Ok, Ok, but who is going to determine what the Dharma should be? Is this going to be an individual who sits in a Court of Law? Is this the President? Is this the LS or RS? How does this system work? To what extent are the precepts of dharma going to be subject to the loudest group (not the largest, the loudest) in the Hindu universe? From the foregoing discussion we know that many Hindus are positively economically impacted by cow slaughter, as are many non-Hindus, so this is probably not even going to be resolved by the greatest good argument.
Secondly, does this mean that we are going to have to read up on the Hindu scriptures so that we can be educated enough to rebut the claims made on behalf of dharma by one group or another?
(In a Constitutional system, where individual rights are called out, ultimately, there is a constitution for reference, and a Supreme Court passes judgement on the constitutionality of the law)
I do not think anyone on the forum has suggested that Dharma replaces the consitution, individual rights or laws of the state.
and then instantly contradict yourself by saying:

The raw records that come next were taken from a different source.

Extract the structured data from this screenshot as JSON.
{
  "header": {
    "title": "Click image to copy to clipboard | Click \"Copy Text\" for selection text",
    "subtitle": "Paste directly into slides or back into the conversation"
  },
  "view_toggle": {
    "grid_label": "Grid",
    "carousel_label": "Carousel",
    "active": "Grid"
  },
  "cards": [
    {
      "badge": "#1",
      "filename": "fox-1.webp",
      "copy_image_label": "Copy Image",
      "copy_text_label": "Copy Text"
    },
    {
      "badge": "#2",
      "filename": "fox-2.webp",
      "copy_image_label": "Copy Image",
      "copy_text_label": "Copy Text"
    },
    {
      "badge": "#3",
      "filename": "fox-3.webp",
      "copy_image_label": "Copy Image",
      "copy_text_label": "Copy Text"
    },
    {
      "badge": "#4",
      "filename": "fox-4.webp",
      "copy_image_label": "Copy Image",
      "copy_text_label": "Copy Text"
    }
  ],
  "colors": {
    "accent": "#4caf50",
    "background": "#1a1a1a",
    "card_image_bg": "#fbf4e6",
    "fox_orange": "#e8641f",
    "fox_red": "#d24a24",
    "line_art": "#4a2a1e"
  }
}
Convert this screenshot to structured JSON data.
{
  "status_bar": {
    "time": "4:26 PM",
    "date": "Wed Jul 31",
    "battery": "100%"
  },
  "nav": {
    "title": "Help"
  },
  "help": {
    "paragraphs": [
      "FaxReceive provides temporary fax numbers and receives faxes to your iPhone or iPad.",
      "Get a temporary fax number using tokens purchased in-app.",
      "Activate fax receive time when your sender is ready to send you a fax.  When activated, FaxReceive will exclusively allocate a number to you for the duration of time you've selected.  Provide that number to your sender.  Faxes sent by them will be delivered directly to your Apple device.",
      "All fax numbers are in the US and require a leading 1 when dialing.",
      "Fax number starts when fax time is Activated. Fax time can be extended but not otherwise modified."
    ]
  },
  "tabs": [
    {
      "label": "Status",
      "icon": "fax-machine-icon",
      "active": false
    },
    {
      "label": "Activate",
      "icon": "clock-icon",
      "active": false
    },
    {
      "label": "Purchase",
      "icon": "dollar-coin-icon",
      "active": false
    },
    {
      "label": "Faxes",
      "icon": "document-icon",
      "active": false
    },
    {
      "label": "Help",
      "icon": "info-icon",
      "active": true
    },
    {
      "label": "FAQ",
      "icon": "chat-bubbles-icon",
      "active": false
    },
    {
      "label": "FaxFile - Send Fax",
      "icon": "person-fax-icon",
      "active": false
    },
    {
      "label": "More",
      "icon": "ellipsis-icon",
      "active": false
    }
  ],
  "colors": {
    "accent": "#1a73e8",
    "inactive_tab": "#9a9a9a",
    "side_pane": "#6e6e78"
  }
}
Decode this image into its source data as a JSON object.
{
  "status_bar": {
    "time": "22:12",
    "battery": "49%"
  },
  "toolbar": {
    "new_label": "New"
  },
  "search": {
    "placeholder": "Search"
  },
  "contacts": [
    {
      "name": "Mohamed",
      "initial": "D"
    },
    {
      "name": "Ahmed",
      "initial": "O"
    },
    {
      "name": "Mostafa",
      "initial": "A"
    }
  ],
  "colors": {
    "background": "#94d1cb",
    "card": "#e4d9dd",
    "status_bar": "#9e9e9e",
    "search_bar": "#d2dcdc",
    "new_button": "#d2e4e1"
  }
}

The argument is for: Laws to be under Dharma
Typically, the laws are "under the Constitution" and thereofre have to be Constitutional for htem to be valid. So, does Dharma override the constitution, or does the constitution override Dharma.
Calvin, religiously there is only one view about beef.
This is not what Valkan asserted.
you should be aware of the rights that exists, respecting religious sentiments of all religions, especially if you are in the minority
I am not sure I understand this. Could you clarify.
If you are an Indian you should be aware of this already
This is a gratuitous insult.
But same members are silent about imposing minority whims on majority and that duplicity can only be linked to cultural anthropomorphic slavery created by failure of education OR failure to rectify education designed for preparing generations of slaves to serve empire.
Is it possible that you and these members have differing views of what constitute whims and what constitute "inalienable individual rights"?
Just in this thread, we have ShauryaT saying:
Dharma cannot cede primacy to the rights of the individual over others at all times.
Therefore, is it fair to say that the individual does have the right to sustain his life, the right to his property, or the right to action as long as it doesn't physically harm another person. From this right is the right to engage in consensual contracts with other such individuals derived? Does this freedom allow, if the contract involves killing of a beast that belonged to the first individual, and selling the meat to the second? Does it allow the first man to sell the beast to the second, so that the second may kill and consume the meat?
These questions are not whims.